======== Provided material ========

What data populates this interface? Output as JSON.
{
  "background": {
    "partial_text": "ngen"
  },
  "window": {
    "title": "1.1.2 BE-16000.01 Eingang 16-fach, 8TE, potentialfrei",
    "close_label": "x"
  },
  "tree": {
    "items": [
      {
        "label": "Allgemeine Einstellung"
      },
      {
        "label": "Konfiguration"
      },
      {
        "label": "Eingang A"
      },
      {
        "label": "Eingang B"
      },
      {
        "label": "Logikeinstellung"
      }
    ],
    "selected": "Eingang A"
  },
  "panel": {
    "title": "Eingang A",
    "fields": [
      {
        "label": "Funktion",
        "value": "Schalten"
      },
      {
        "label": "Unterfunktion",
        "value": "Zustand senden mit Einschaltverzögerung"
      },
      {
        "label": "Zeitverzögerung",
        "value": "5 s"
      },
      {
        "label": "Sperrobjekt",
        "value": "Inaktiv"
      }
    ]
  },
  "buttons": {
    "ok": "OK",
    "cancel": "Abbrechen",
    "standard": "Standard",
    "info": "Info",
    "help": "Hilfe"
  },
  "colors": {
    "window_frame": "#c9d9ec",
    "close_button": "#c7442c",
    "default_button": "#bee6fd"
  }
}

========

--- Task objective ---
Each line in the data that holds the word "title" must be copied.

--- The completed task ---
    "title": "1.1.2 BE-16000.01 Eingang 16-fach, 8TE, potentialfrei",
    "title": "Eingang A",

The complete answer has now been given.